WHAT IS NEEDED: Without adding or dropping anything, copy the entries below.

BEGIN RECORDS FOR THE TASK

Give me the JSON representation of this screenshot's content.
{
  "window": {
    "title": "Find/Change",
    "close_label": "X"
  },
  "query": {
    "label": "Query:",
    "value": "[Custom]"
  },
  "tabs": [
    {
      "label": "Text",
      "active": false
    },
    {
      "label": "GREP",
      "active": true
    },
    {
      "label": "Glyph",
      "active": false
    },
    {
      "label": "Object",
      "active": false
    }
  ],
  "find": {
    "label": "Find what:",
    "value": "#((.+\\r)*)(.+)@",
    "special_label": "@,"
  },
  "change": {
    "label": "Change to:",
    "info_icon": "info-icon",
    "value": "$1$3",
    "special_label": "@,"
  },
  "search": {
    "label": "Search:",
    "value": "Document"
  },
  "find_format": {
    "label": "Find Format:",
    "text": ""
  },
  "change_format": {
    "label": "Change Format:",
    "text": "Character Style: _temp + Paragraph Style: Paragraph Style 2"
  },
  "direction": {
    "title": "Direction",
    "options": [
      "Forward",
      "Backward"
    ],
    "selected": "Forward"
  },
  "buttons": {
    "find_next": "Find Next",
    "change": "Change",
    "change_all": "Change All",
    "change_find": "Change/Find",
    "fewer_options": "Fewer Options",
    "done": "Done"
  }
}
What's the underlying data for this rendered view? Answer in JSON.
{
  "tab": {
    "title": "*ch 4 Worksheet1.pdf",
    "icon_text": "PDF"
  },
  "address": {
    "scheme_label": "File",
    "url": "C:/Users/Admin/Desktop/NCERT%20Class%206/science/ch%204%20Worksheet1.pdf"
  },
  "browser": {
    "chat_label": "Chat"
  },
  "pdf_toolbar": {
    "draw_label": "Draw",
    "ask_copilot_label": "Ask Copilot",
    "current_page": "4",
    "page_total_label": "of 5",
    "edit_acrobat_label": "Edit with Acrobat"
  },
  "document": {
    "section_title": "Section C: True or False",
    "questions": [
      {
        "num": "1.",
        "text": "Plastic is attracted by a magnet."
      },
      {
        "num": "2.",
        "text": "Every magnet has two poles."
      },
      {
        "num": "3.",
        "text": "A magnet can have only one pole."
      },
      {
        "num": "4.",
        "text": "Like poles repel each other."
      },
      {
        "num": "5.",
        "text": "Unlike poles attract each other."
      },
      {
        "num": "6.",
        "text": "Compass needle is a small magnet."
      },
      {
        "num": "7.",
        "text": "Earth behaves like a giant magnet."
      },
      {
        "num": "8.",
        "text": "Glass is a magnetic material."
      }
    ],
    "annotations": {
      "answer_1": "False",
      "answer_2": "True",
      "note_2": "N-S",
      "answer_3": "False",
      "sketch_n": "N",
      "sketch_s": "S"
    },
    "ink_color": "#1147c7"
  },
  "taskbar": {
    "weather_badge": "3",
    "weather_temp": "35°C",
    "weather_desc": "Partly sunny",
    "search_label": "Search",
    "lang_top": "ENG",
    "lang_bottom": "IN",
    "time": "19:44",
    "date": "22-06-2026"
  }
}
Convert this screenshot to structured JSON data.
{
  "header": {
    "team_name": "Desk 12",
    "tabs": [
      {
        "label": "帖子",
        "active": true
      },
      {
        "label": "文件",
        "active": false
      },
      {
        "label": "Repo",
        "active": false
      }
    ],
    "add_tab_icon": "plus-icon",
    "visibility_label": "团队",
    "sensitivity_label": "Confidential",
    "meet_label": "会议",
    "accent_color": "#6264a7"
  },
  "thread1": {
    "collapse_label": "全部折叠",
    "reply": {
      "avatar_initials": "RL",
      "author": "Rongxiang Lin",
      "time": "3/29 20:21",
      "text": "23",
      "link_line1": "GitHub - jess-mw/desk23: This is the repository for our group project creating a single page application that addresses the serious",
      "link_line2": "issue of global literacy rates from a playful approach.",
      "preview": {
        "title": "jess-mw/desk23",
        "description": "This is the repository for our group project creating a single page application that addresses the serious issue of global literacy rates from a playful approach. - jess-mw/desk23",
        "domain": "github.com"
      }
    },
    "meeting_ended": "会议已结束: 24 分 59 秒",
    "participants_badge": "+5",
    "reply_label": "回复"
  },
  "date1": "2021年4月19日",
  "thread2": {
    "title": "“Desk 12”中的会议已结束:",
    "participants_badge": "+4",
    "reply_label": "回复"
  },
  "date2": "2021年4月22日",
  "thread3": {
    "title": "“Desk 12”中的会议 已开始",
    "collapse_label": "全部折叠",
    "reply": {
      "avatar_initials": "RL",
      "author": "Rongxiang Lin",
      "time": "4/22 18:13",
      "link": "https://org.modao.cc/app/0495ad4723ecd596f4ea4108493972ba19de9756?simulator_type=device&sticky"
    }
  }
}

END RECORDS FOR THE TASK

YOUR RESPONSE:
Give me the JSON representation of this screenshot's content.
{
  "window": {
    "title": "Find/Change",
    "close_label": "X"
  },
  "query": {
    "label": "Query:",
    "value": "[Custom]"
  },
  "tabs": [
    {
      "label": "Text",
      "active": false
    },
    {
      "label": "GREP",
      "active": true
    },
    {
      "label": "Glyph",
      "active": false
    },
    {
      "label": "Object",
      "active": false
    }
  ],
  "find": {
    "label": "Find what:",
    "value": "#((.+\\r)*)(.+)@",
    "special_label": "@,"
  },
  "change": {
    "label": "Change to:",
    "info_icon": "info-icon",
    "value": "$1$3",
    "special_label": "@,"
  },
  "search": {
    "label": "Search:",
    "value": "Document"
  },
  "find_format": {
    "label": "Find Format:",
    "text": ""
  },
  "change_format": {
    "label": "Change Format:",
    "text": "Character Style: _temp + Paragraph Style: Paragraph Style 2"
  },
  "direction": {
    "title": "Direction",
    "options": [
      "Forward",
      "Backward"
    ],
    "selected": "Forward"
  },
  "buttons": {
    "find_next": "Find Next",
    "change": "Change",
    "change_all": "Change All",
    "change_find": "Change/Find",
    "fewer_options": "Fewer Options",
    "done": "Done"
  }
}
What's the underlying data for this rendered view? Answer in JSON.
{
  "tab": {
    "title": "*ch 4 Worksheet1.pdf",
    "icon_text": "PDF"
  },
  "address": {
    "scheme_label": "File",
    "url": "C:/Users/Admin/Desktop/NCERT%20Class%206/science/ch%204%20Worksheet1.pdf"
  },
  "browser": {
    "chat_label": "Chat"
  },
  "pdf_toolbar": {
    "draw_label": "Draw",
    "ask_copilot_label": "Ask Copilot",
    "current_page": "4",
    "page_total_label": "of 5",
    "edit_acrobat_label": "Edit with Acrobat"
  },
  "document": {
    "section_title": "Section C: True or False",
    "questions": [
      {
        "num": "1.",
        "text": "Plastic is attracted by a magnet."
      },
      {
        "num": "2.",
        "text": "Every magnet has two poles."
      },
      {
        "num": "3.",
        "text": "A magnet can have only one pole."
      },
      {
        "num": "4.",
        "text": "Like poles repel each other."
      },
      {
        "num": "5.",
        "text": "Unlike poles attract each other."
      },
      {
        "num": "6.",
        "text": "Compass needle is a small magnet."
      },
      {
        "num": "7.",
        "text": "Earth behaves like a giant magnet."
      },
      {
        "num": "8.",
        "text": "Glass is a magnetic material."
      }
    ],
    "annotations": {
      "answer_1": "False",
      "answer_2": "True",
      "note_2": "N-S",
      "answer_3": "False",
      "sketch_n": "N",
      "sketch_s": "S"
    },
    "ink_color": "#1147c7"
  },
  "taskbar": {
    "weather_badge": "3",
    "weather_temp": "35°C",
    "weather_desc": "Partly sunny",
    "search_label": "Search",
    "lang_top": "ENG",
    "lang_bottom": "IN",
    "time": "19:44",
    "date": "22-06-2026"
  }
}
Convert this screenshot to structured JSON data.
{
  "header": {
    "team_name": "Desk 12",
    "tabs": [
      {
        "label": "帖子",
        "active": true
      },
      {
        "label": "文件",
        "active": false
      },
      {
        "label": "Repo",
        "active": false
      }
    ],
    "add_tab_icon": "plus-icon",
    "visibility_label": "团队",
    "sensitivity_label": "Confidential",
    "meet_label": "会议",
    "accent_color": "#6264a7"
  },
  "thread1": {
    "collapse_label": "全部折叠",
    "reply": {
      "avatar_initials": "RL",
      "author": "Rongxiang Lin",
      "time": "3/29 20:21",
      "text": "23",
      "link_line1": "GitHub - jess-mw/desk23: This is the repository for our group project creating a single page application that addresses the serious",
      "link_line2": "issue of global literacy rates from a playful approach.",
      "preview": {
        "title": "jess-mw/desk23",
        "description": "This is the repository for our group project creating a single page application that addresses the serious issue of global literacy rates from a playful approach. - jess-mw/desk23",
        "domain": "github.com"
      }
    },
    "meeting_ended": "会议已结束: 24 分 59 秒",
    "participants_badge": "+5",
    "reply_label": "回复"
  },
  "date1": "2021年4月19日",
  "thread2": {
    "title": "“Desk 12”中的会议已结束:",
    "participants_badge": "+4",
    "reply_label": "回复"
  },
  "date2": "2021年4月22日",
  "thread3": {
    "title": "“Desk 12”中的会议 已开始",
    "collapse_label": "全部折叠",
    "reply": {
      "avatar_initials": "RL",
      "author": "Rongxiang Lin",
      "time": "4/22 18:13",
      "link": "https://org.modao.cc/app/0495ad4723ecd596f4ea4108493972ba19de9756?simulator_type=device&sticky"
    }
  }
}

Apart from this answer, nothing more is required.